**Exercise description:**
Filter the records, keeping every line that has the string "screenshot".

**Records to process:**
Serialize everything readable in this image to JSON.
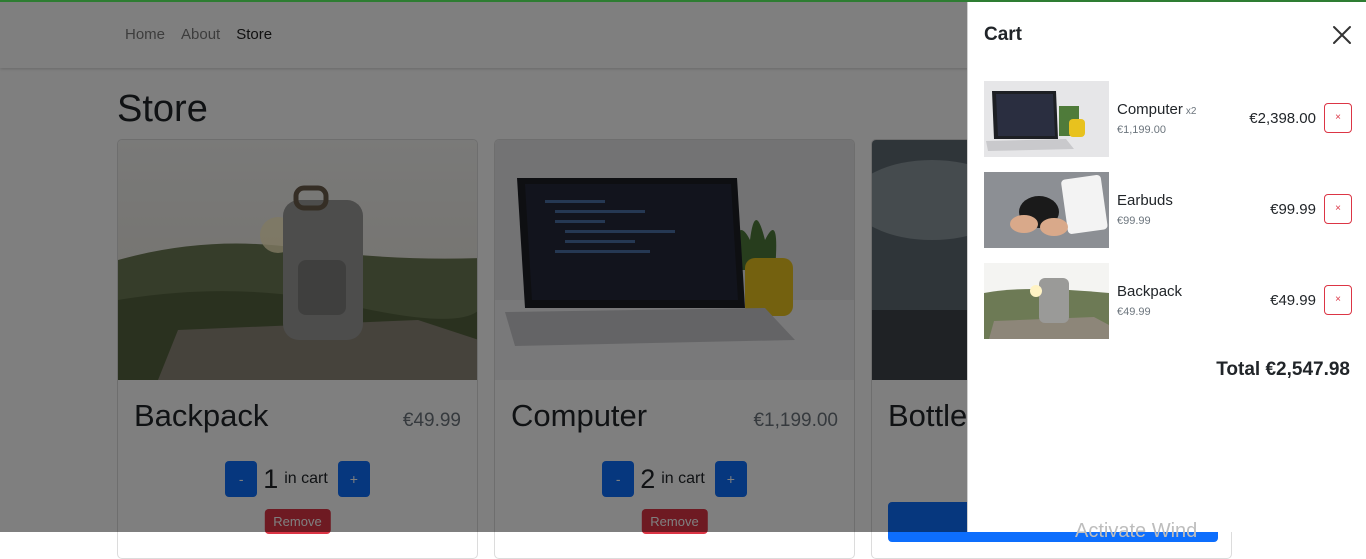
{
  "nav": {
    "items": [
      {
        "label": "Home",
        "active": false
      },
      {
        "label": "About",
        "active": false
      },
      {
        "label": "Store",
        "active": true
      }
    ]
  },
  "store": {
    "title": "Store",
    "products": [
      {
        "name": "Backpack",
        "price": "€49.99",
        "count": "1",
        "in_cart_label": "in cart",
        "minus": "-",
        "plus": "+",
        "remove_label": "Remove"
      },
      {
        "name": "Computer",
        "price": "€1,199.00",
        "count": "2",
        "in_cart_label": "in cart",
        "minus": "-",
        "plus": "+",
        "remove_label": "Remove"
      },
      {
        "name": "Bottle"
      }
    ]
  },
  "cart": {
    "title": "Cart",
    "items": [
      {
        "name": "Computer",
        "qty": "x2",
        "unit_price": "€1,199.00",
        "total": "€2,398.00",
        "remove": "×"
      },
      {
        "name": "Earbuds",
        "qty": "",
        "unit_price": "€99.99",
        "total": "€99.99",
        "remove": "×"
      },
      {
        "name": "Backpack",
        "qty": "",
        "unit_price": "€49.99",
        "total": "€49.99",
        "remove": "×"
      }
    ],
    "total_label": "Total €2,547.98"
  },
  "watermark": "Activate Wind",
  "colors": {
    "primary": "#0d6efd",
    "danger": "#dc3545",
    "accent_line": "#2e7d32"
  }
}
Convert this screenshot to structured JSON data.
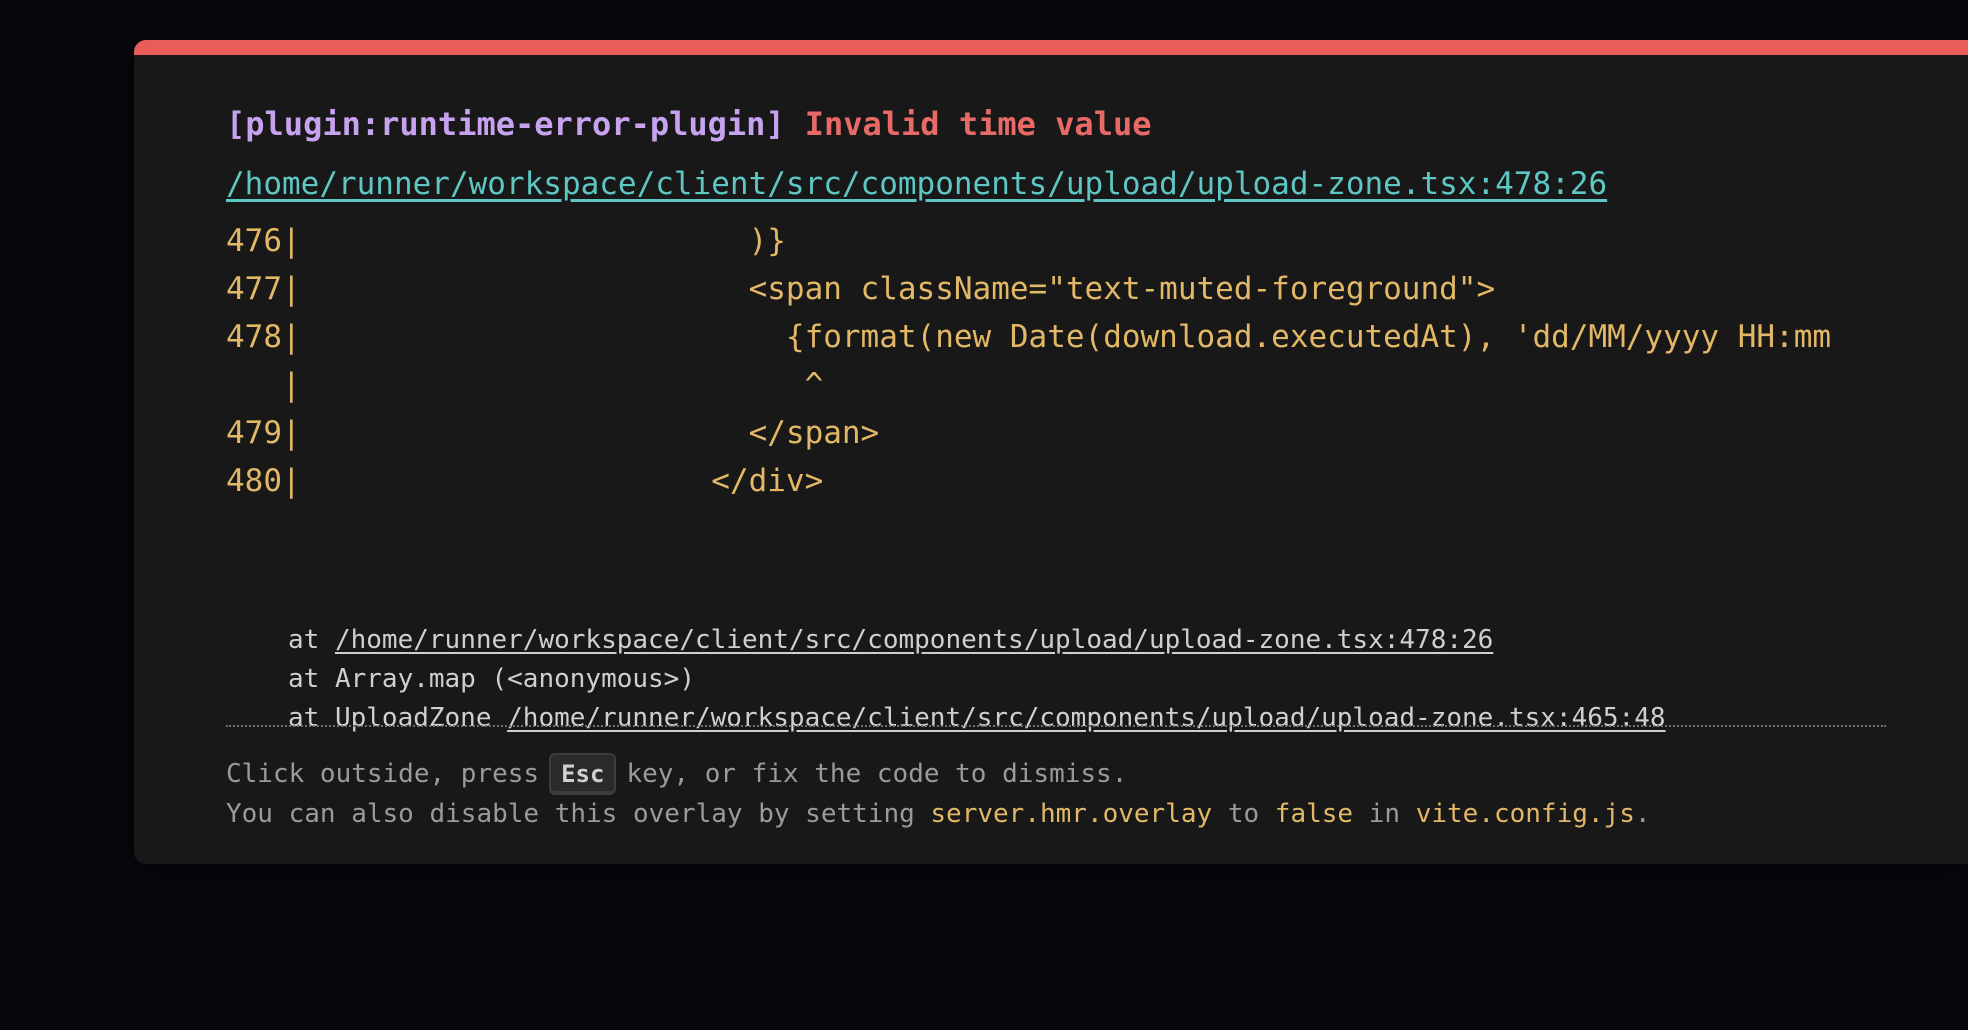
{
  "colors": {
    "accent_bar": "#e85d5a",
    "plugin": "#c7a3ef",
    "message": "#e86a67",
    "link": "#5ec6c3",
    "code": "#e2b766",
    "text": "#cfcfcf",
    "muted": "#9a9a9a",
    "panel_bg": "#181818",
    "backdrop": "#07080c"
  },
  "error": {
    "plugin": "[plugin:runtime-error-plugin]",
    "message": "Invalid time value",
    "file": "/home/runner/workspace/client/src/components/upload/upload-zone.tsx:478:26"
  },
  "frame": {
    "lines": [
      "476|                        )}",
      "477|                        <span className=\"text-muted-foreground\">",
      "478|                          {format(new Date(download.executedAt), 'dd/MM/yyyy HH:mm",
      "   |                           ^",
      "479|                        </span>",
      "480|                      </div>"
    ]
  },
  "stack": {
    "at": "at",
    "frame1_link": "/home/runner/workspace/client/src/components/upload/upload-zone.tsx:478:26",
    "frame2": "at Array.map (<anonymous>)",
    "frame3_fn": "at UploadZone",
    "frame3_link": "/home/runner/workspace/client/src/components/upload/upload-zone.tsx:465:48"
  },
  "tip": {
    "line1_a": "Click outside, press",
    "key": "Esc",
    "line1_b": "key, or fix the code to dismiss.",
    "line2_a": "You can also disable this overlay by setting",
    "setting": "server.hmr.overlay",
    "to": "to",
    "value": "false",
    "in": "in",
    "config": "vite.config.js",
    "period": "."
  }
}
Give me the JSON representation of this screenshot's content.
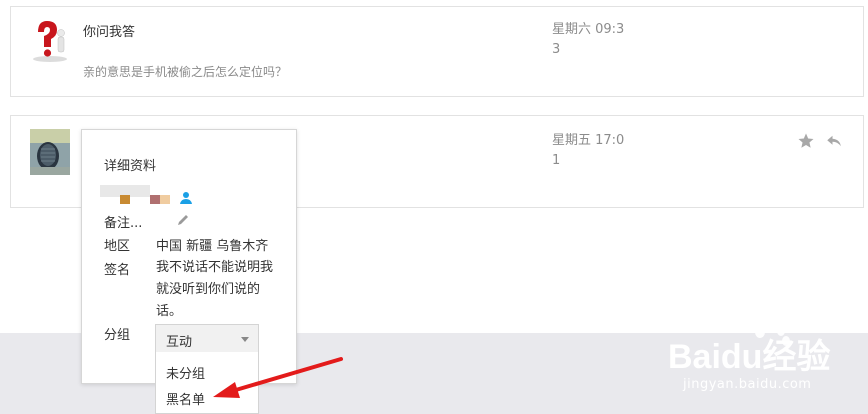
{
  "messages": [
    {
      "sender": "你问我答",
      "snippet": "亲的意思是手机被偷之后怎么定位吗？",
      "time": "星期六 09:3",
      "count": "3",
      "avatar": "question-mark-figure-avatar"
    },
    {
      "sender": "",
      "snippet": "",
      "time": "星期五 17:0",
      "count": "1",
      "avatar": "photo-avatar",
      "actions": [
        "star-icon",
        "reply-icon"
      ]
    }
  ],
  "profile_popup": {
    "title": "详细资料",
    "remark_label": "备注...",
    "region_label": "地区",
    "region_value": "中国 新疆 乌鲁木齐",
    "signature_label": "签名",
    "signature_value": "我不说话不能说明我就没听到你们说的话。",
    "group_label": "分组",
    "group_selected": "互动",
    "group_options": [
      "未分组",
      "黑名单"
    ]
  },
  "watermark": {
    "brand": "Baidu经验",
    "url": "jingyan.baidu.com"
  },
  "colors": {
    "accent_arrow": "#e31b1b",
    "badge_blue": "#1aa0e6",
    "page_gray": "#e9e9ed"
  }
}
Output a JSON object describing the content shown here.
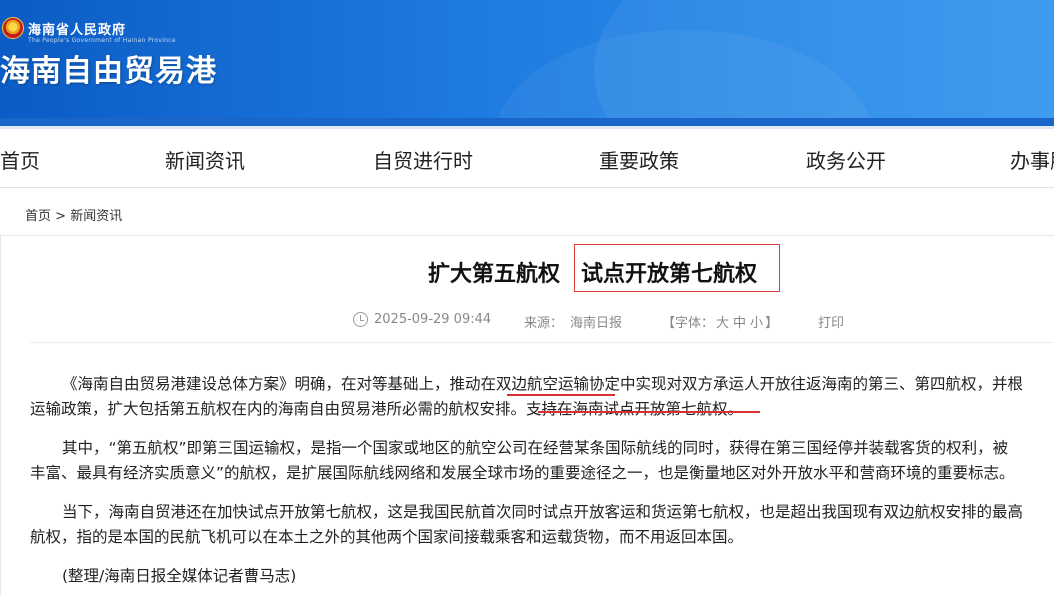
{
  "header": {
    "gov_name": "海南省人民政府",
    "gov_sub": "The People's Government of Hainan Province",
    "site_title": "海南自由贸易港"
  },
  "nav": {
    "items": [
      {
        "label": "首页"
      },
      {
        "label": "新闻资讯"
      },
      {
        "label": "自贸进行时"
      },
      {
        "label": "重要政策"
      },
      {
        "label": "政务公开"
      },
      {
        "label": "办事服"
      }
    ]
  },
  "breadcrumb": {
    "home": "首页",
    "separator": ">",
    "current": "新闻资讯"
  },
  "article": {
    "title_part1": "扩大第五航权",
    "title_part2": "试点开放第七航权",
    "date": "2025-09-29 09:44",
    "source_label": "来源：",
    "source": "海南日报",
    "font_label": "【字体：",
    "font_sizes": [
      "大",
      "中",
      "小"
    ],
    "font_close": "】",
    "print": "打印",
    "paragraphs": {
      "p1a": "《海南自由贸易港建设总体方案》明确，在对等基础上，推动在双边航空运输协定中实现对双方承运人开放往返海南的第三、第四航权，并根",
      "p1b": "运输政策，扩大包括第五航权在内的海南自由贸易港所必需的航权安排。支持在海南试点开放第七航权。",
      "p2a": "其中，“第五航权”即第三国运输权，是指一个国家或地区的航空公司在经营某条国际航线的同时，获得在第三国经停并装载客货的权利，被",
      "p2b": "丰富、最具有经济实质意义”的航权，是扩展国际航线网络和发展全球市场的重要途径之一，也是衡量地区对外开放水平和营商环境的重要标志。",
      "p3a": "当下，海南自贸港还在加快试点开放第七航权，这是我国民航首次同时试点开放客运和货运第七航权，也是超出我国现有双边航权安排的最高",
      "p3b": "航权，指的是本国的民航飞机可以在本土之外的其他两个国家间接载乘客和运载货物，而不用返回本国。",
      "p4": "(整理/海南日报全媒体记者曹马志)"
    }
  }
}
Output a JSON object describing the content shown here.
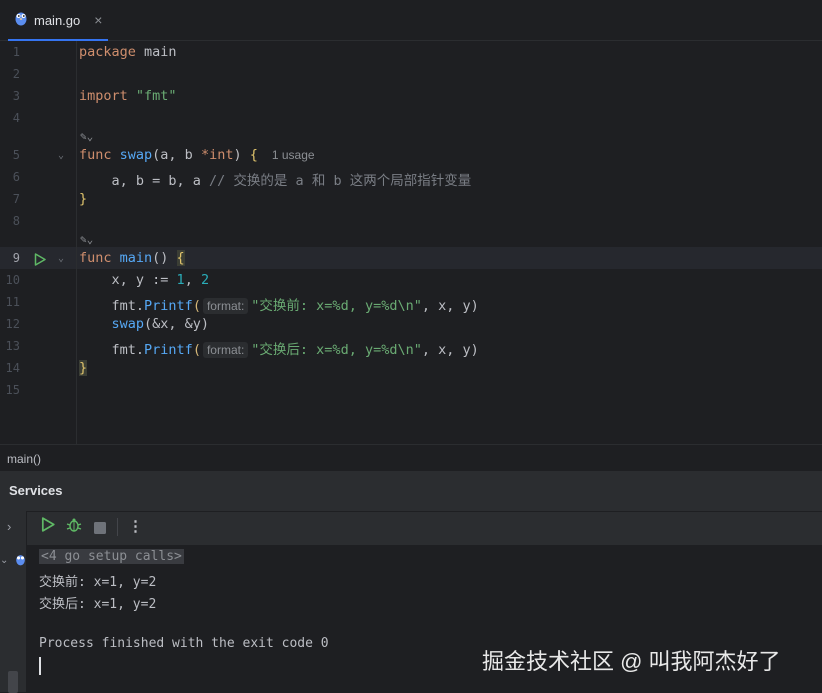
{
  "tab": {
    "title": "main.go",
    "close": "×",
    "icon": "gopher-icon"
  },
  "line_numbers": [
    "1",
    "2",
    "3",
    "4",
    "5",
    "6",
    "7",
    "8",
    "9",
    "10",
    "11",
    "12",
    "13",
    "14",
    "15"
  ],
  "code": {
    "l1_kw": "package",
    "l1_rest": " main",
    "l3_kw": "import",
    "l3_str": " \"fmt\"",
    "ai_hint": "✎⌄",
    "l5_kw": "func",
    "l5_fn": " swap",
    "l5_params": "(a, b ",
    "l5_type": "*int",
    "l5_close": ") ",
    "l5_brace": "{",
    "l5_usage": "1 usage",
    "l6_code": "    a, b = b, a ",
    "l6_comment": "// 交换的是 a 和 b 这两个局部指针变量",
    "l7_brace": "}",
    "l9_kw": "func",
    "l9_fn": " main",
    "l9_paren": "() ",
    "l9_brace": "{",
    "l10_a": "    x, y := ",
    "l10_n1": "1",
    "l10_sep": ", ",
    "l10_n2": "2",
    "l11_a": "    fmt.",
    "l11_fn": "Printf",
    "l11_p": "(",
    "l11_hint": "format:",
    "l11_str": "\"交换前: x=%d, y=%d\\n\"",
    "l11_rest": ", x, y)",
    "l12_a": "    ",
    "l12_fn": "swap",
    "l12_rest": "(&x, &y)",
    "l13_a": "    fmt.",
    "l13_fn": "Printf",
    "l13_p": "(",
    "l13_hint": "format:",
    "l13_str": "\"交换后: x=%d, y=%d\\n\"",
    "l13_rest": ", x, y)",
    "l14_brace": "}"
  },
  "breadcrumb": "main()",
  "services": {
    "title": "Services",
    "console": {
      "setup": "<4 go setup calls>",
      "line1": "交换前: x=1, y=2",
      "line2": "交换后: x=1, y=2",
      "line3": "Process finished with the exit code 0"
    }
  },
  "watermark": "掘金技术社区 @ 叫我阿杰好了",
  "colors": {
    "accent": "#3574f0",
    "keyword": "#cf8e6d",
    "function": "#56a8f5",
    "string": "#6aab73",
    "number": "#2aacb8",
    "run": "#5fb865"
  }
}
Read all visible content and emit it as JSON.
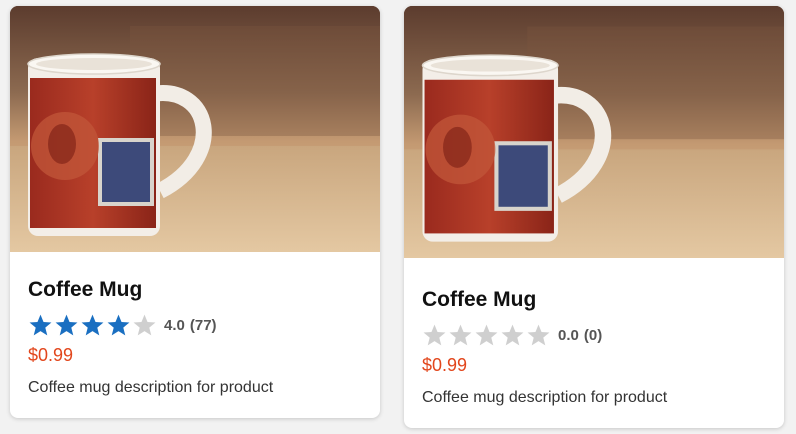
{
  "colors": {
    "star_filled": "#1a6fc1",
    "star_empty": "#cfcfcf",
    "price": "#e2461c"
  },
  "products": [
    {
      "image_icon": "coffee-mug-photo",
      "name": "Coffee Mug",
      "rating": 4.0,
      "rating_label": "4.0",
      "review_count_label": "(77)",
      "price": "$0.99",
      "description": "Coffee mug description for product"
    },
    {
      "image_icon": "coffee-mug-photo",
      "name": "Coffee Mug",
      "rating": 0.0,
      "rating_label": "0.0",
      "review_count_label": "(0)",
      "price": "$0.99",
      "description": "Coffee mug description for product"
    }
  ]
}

**Result of this exercise:**
Convert this screenshot to structured JSON data.
Give me the JSON representation of this screenshot's content.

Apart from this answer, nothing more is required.